Bloody hell. GM assets would not have suddenly evaporated in a real bankruptcy. They would have been bought by existing auto companies competent to sort out the wheat from the chaff. Most of the marques would have survived, along with most of the jobs actually salvageable. There is no magic available from government to make capital assets more valuable than their actual productive value. The feds simply bid up the value of these assets on the taxpayer's credit card to save the loss of union pension funds which would have gone bye-bye in a bankruptcy.

Had the government done the "right thing" (if it was determined to "save" these companies), it would have been to purchase the stock when it was bottomed out and outright gifted the whole company to the autoworkers' union as new owners. The circle of financial virtue would have been complete at minimum cost to the taxpayer. And the union could then sort out who to hire to manage the company and their pensions on their behalf, just like any other owner.

patb's picture

Cadillac has been trying for 7 years now to reposition from an old lady florida car to

a younger hipper sporty urban brand.

 

The CTS and ATS were part of that repositioning, and they were advertising to single women in their 30s

IronForge's picture

GM should just sell or lease the Puppies at a discount.  They can afford to do what Tesla can't - take it in the chin while giving potential buyers the Volt/ELR combo.  ROTFL!!!

<SARC>
I'm sure Onstar would be a big selling point... on getting Roadside Assistance for Re-charging, Towing, and...Firefighting...
</SARC>

JLee2027's picture

Wait another 2 years and they'll be giving them away.

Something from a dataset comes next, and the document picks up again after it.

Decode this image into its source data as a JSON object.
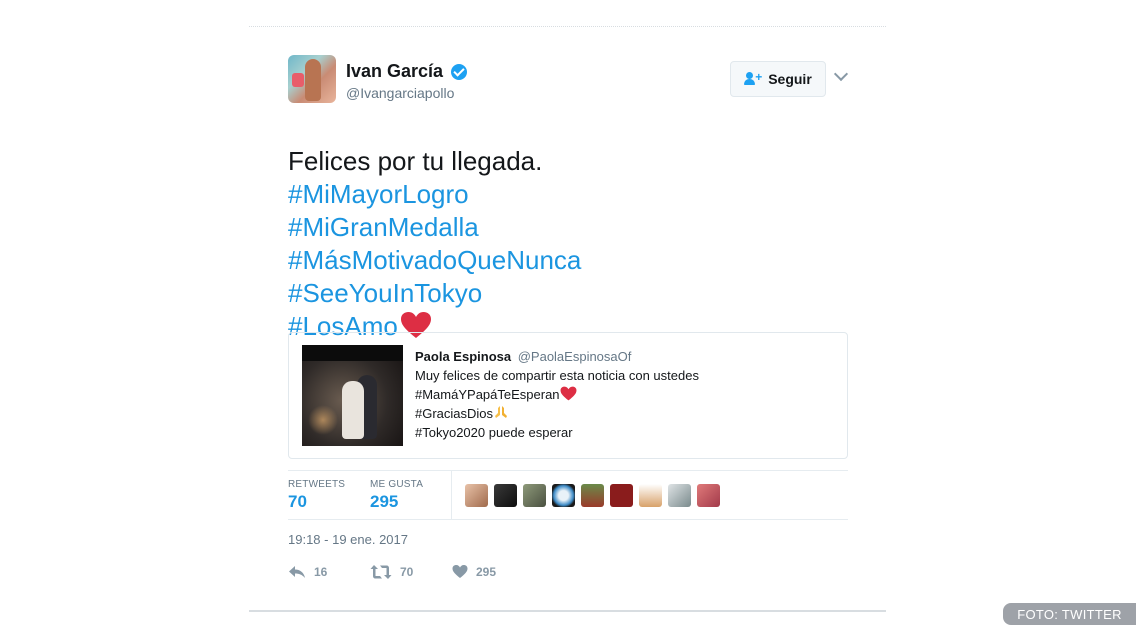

logicalman's picture

Can't call someone out for .6% - especially for a headline

Matt's picture

The word "exactly" has a precise meaning, and was chosen incorrectly.

Wait What's picture

in accounting we used 360 day years. TD was being generous.

Pinko's picture

Accounting, work days, holidays. STFU on the rounding error, fucking nit-pickers. Exactly means we are working with rolling averages and 99% numbers. Exactly how tall are you on a full moon versus no moon in the sky?

logicalman's picture

Exactly.

An interesting concept.

Taken literally, nothing is exact, as humans can't measure anything to an arbitrary precision.

Please define your terms.

El Vaquero's picture

Discrete vs the real number line.  I can have exactly 4 batteries in my hand at one time.  It's discrete.  I cannot measure out exactly 1.277645 inches.  

caShOnlY's picture

"we be jammin, mon"......  

Gen-fukking-Mo

 

TheFourthStooge-ing's picture

.

365 * 2 = 730

Well, yeah, that's the metric year (also known as the yearre).

Clealy the article was referring to the short year (still common in the US and Burma), which is exactly 362.5 days.

Just tryin' to help.

HyperinflatmyNutts's picture

The incentives could be because 1,700 ELR coupes remained unsold in dealer inventories at the end of April. At current sales rates, that’s a 725-day supply, which is almost exactly two years’ worth of cars.

quintago's picture

$75K for a glorified Prius. Case closed.

Matt's picture

No, worse: a glorified Chevy Volt.